* What is being asked *
If an entry holds a picture, drop the picture but restate the entry word for word.
Start of Block
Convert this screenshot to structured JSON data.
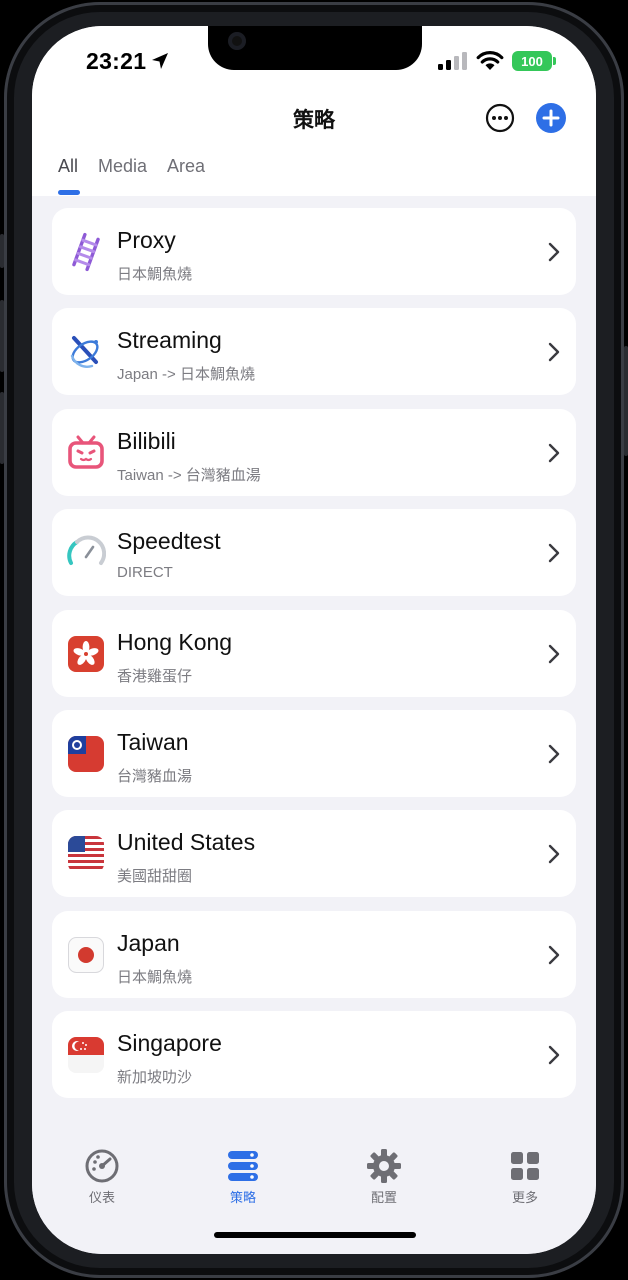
{
  "status": {
    "time": "23:21",
    "battery": "100"
  },
  "nav": {
    "title": "策略",
    "tabs": [
      {
        "label": "All",
        "active": true
      },
      {
        "label": "Media",
        "active": false
      },
      {
        "label": "Area",
        "active": false
      }
    ]
  },
  "policies": [
    {
      "name": "Proxy",
      "detail": "日本鯛魚燒",
      "icon": "ladder-icon"
    },
    {
      "name": "Streaming",
      "detail": "Japan -> 日本鯛魚燒",
      "icon": "satellite-icon"
    },
    {
      "name": "Bilibili",
      "detail": "Taiwan -> 台灣豬血湯",
      "icon": "bilibili-tv-icon"
    },
    {
      "name": "Speedtest",
      "detail": "DIRECT",
      "icon": "speedometer-icon"
    },
    {
      "name": "Hong Kong",
      "detail": "香港雞蛋仔",
      "icon": "hong-kong-flag-icon"
    },
    {
      "name": "Taiwan",
      "detail": "台灣豬血湯",
      "icon": "taiwan-flag-icon"
    },
    {
      "name": "United States",
      "detail": "美國甜甜圈",
      "icon": "us-flag-icon"
    },
    {
      "name": "Japan",
      "detail": "日本鯛魚燒",
      "icon": "japan-flag-icon"
    },
    {
      "name": "Singapore",
      "detail": "新加坡叻沙",
      "icon": "singapore-flag-icon"
    }
  ],
  "tabbar": [
    {
      "label": "仪表",
      "icon": "dashboard-icon",
      "active": false
    },
    {
      "label": "策略",
      "icon": "policy-servers-icon",
      "active": true
    },
    {
      "label": "配置",
      "icon": "gear-icon",
      "active": false
    },
    {
      "label": "更多",
      "icon": "grid-icon",
      "active": false
    }
  ],
  "colors": {
    "accent": "#2e6fe6",
    "background": "#f2f2f7",
    "card": "#ffffff"
  }
}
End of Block
* Output *
Convert this screenshot to structured JSON data.
{
  "status": {
    "time": "23:21",
    "battery": "100"
  },
  "nav": {
    "title": "策略",
    "tabs": [
      {
        "label": "All",
        "active": true
      },
      {
        "label": "Media",
        "active": false
      },
      {
        "label": "Area",
        "active": false
      }
    ]
  },
  "policies": [
    {
      "name": "Proxy",
      "detail": "日本鯛魚燒",
      "icon": "ladder-icon"
    },
    {
      "name": "Streaming",
      "detail": "Japan -> 日本鯛魚燒",
      "icon": "satellite-icon"
    },
    {
      "name": "Bilibili",
      "detail": "Taiwan -> 台灣豬血湯",
      "icon": "bilibili-tv-icon"
    },
    {
      "name": "Speedtest",
      "detail": "DIRECT",
      "icon": "speedometer-icon"
    },
    {
      "name": "Hong Kong",
      "detail": "香港雞蛋仔",
      "icon": "hong-kong-flag-icon"
    },
    {
      "name": "Taiwan",
      "detail": "台灣豬血湯",
      "icon": "taiwan-flag-icon"
    },
    {
      "name": "United States",
      "detail": "美國甜甜圈",
      "icon": "us-flag-icon"
    },
    {
      "name": "Japan",
      "detail": "日本鯛魚燒",
      "icon": "japan-flag-icon"
    },
    {
      "name": "Singapore",
      "detail": "新加坡叻沙",
      "icon": "singapore-flag-icon"
    }
  ],
  "tabbar": [
    {
      "label": "仪表",
      "icon": "dashboard-icon",
      "active": false
    },
    {
      "label": "策略",
      "icon": "policy-servers-icon",
      "active": true
    },
    {
      "label": "配置",
      "icon": "gear-icon",
      "active": false
    },
    {
      "label": "更多",
      "icon": "grid-icon",
      "active": false
    }
  ],
  "colors": {
    "accent": "#2e6fe6",
    "background": "#f2f2f7",
    "card": "#ffffff"
  }
}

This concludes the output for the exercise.